## EXERCISE BRIEF
Word for word, copy out the records given below.

==== DATA SHOWN ====

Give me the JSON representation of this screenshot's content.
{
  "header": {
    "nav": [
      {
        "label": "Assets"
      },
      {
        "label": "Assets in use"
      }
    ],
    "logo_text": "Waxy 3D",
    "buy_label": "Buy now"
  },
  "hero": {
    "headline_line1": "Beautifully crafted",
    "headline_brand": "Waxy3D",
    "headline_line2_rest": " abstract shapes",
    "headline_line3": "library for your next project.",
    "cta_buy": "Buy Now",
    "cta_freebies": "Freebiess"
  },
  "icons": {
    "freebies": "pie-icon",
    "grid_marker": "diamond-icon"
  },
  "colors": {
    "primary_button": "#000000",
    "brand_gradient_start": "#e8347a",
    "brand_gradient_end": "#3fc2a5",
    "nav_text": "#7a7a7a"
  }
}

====

## SOLVED PROBLEM
Give me the JSON representation of this screenshot's content.
{
  "header": {
    "nav": [
      {
        "label": "Assets"
      },
      {
        "label": "Assets in use"
      }
    ],
    "logo_text": "Waxy 3D",
    "buy_label": "Buy now"
  },
  "hero": {
    "headline_line1": "Beautifully crafted",
    "headline_brand": "Waxy3D",
    "headline_line2_rest": " abstract shapes",
    "headline_line3": "library for your next project.",
    "cta_buy": "Buy Now",
    "cta_freebies": "Freebiess"
  },
  "icons": {
    "freebies": "pie-icon",
    "grid_marker": "diamond-icon"
  },
  "colors": {
    "primary_button": "#000000",
    "brand_gradient_start": "#e8347a",
    "brand_gradient_end": "#3fc2a5",
    "nav_text": "#7a7a7a"
  }
}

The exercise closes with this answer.